DATA TO USE

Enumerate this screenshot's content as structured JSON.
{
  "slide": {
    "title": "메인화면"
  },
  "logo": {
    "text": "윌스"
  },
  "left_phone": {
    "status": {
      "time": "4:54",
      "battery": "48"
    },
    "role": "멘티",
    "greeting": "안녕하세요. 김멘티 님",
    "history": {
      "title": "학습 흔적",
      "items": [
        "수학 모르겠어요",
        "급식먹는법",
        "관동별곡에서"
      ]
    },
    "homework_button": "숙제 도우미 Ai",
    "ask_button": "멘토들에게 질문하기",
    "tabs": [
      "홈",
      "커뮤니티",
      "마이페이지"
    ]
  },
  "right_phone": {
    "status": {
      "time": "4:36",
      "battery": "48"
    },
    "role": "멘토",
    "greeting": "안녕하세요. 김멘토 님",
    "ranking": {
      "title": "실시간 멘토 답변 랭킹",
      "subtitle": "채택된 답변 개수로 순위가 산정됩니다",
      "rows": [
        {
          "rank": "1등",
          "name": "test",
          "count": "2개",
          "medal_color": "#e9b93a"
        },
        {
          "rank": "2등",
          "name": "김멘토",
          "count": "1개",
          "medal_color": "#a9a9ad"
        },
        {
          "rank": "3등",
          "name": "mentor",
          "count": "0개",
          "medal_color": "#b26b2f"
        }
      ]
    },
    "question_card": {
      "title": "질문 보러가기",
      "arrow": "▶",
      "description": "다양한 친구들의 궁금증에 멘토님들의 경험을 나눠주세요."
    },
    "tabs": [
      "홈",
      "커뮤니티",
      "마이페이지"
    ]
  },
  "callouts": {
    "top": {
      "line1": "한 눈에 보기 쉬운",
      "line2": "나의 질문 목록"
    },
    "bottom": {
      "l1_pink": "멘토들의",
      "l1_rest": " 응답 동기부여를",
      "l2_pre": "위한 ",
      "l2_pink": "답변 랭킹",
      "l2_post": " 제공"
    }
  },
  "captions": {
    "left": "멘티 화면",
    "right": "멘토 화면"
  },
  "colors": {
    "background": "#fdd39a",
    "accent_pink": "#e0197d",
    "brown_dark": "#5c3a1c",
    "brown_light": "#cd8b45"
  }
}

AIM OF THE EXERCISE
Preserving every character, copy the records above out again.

TASK ANSWER
Enumerate this screenshot's content as structured JSON.
{
  "slide": {
    "title": "메인화면"
  },
  "logo": {
    "text": "윌스"
  },
  "left_phone": {
    "status": {
      "time": "4:54",
      "battery": "48"
    },
    "role": "멘티",
    "greeting": "안녕하세요. 김멘티 님",
    "history": {
      "title": "학습 흔적",
      "items": [
        "수학 모르겠어요",
        "급식먹는법",
        "관동별곡에서"
      ]
    },
    "homework_button": "숙제 도우미 Ai",
    "ask_button": "멘토들에게 질문하기",
    "tabs": [
      "홈",
      "커뮤니티",
      "마이페이지"
    ]
  },
  "right_phone": {
    "status": {
      "time": "4:36",
      "battery": "48"
    },
    "role": "멘토",
    "greeting": "안녕하세요. 김멘토 님",
    "ranking": {
      "title": "실시간 멘토 답변 랭킹",
      "subtitle": "채택된 답변 개수로 순위가 산정됩니다",
      "rows": [
        {
          "rank": "1등",
          "name": "test",
          "count": "2개",
          "medal_color": "#e9b93a"
        },
        {
          "rank": "2등",
          "name": "김멘토",
          "count": "1개",
          "medal_color": "#a9a9ad"
        },
        {
          "rank": "3등",
          "name": "mentor",
          "count": "0개",
          "medal_color": "#b26b2f"
        }
      ]
    },
    "question_card": {
      "title": "질문 보러가기",
      "arrow": "▶",
      "description": "다양한 친구들의 궁금증에 멘토님들의 경험을 나눠주세요."
    },
    "tabs": [
      "홈",
      "커뮤니티",
      "마이페이지"
    ]
  },
  "callouts": {
    "top": {
      "line1": "한 눈에 보기 쉬운",
      "line2": "나의 질문 목록"
    },
    "bottom": {
      "l1_pink": "멘토들의",
      "l1_rest": " 응답 동기부여를",
      "l2_pre": "위한 ",
      "l2_pink": "답변 랭킹",
      "l2_post": " 제공"
    }
  },
  "captions": {
    "left": "멘티 화면",
    "right": "멘토 화면"
  },
  "colors": {
    "background": "#fdd39a",
    "accent_pink": "#e0197d",
    "brown_dark": "#5c3a1c",
    "brown_light": "#cd8b45"
  }
}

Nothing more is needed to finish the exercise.